→ Activity
Your answer must restate the listing below word for word and contain no images.

→ Exercise data
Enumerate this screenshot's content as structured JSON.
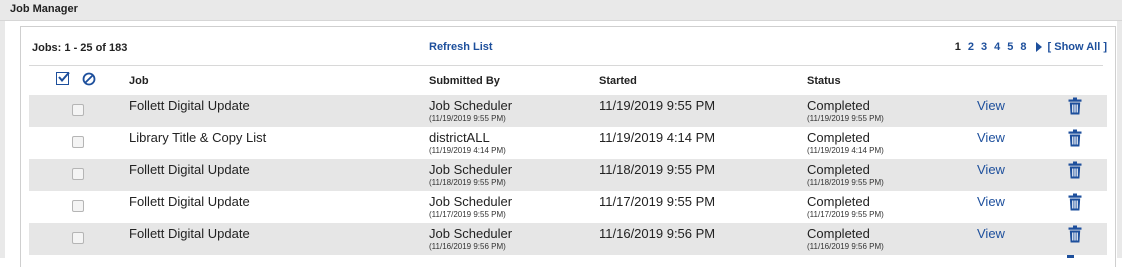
{
  "header": {
    "title": "Job Manager"
  },
  "toolbar": {
    "jobs_count": "Jobs: 1 - 25 of 183",
    "refresh_label": "Refresh List",
    "pages": [
      "1",
      "2",
      "3",
      "4",
      "5",
      "8"
    ],
    "current_page": "1",
    "show_all_label": "[ Show All ]"
  },
  "columns": {
    "job": "Job",
    "submitted_by": "Submitted By",
    "started": "Started",
    "status": "Status"
  },
  "rows": [
    {
      "job": "Follett Digital Update",
      "submitted_by": "Job Scheduler",
      "submitted_time": "(11/19/2019 9:55 PM)",
      "started": "11/19/2019 9:55 PM",
      "status": "Completed",
      "status_time": "(11/19/2019 9:55 PM)",
      "view_label": "View"
    },
    {
      "job": "Library Title & Copy List",
      "submitted_by": "districtALL",
      "submitted_time": "(11/19/2019 4:14 PM)",
      "started": "11/19/2019 4:14 PM",
      "status": "Completed",
      "status_time": "(11/19/2019 4:14 PM)",
      "view_label": "View"
    },
    {
      "job": "Follett Digital Update",
      "submitted_by": "Job Scheduler",
      "submitted_time": "(11/18/2019 9:55 PM)",
      "started": "11/18/2019 9:55 PM",
      "status": "Completed",
      "status_time": "(11/18/2019 9:55 PM)",
      "view_label": "View"
    },
    {
      "job": "Follett Digital Update",
      "submitted_by": "Job Scheduler",
      "submitted_time": "(11/17/2019 9:55 PM)",
      "started": "11/17/2019 9:55 PM",
      "status": "Completed",
      "status_time": "(11/17/2019 9:55 PM)",
      "view_label": "View"
    },
    {
      "job": "Follett Digital Update",
      "submitted_by": "Job Scheduler",
      "submitted_time": "(11/16/2019 9:56 PM)",
      "started": "11/16/2019 9:56 PM",
      "status": "Completed",
      "status_time": "(11/16/2019 9:56 PM)",
      "view_label": "View"
    }
  ],
  "icons": {
    "select_all": "check-all-icon",
    "deselect_all": "deselect-all-icon",
    "delete": "trash-icon",
    "next_page": "next-page-arrow-icon"
  },
  "colors": {
    "link": "#1d4f9c",
    "row_shade": "#e6e6e6",
    "header_bar": "#e9e9e9"
  }
}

→ Expected output
Enumerate this screenshot's content as structured JSON.
{
  "header": {
    "title": "Job Manager"
  },
  "toolbar": {
    "jobs_count": "Jobs: 1 - 25 of 183",
    "refresh_label": "Refresh List",
    "pages": [
      "1",
      "2",
      "3",
      "4",
      "5",
      "8"
    ],
    "current_page": "1",
    "show_all_label": "[ Show All ]"
  },
  "columns": {
    "job": "Job",
    "submitted_by": "Submitted By",
    "started": "Started",
    "status": "Status"
  },
  "rows": [
    {
      "job": "Follett Digital Update",
      "submitted_by": "Job Scheduler",
      "submitted_time": "(11/19/2019 9:55 PM)",
      "started": "11/19/2019 9:55 PM",
      "status": "Completed",
      "status_time": "(11/19/2019 9:55 PM)",
      "view_label": "View"
    },
    {
      "job": "Library Title & Copy List",
      "submitted_by": "districtALL",
      "submitted_time": "(11/19/2019 4:14 PM)",
      "started": "11/19/2019 4:14 PM",
      "status": "Completed",
      "status_time": "(11/19/2019 4:14 PM)",
      "view_label": "View"
    },
    {
      "job": "Follett Digital Update",
      "submitted_by": "Job Scheduler",
      "submitted_time": "(11/18/2019 9:55 PM)",
      "started": "11/18/2019 9:55 PM",
      "status": "Completed",
      "status_time": "(11/18/2019 9:55 PM)",
      "view_label": "View"
    },
    {
      "job": "Follett Digital Update",
      "submitted_by": "Job Scheduler",
      "submitted_time": "(11/17/2019 9:55 PM)",
      "started": "11/17/2019 9:55 PM",
      "status": "Completed",
      "status_time": "(11/17/2019 9:55 PM)",
      "view_label": "View"
    },
    {
      "job": "Follett Digital Update",
      "submitted_by": "Job Scheduler",
      "submitted_time": "(11/16/2019 9:56 PM)",
      "started": "11/16/2019 9:56 PM",
      "status": "Completed",
      "status_time": "(11/16/2019 9:56 PM)",
      "view_label": "View"
    }
  ],
  "icons": {
    "select_all": "check-all-icon",
    "deselect_all": "deselect-all-icon",
    "delete": "trash-icon",
    "next_page": "next-page-arrow-icon"
  },
  "colors": {
    "link": "#1d4f9c",
    "row_shade": "#e6e6e6",
    "header_bar": "#e9e9e9"
  }
}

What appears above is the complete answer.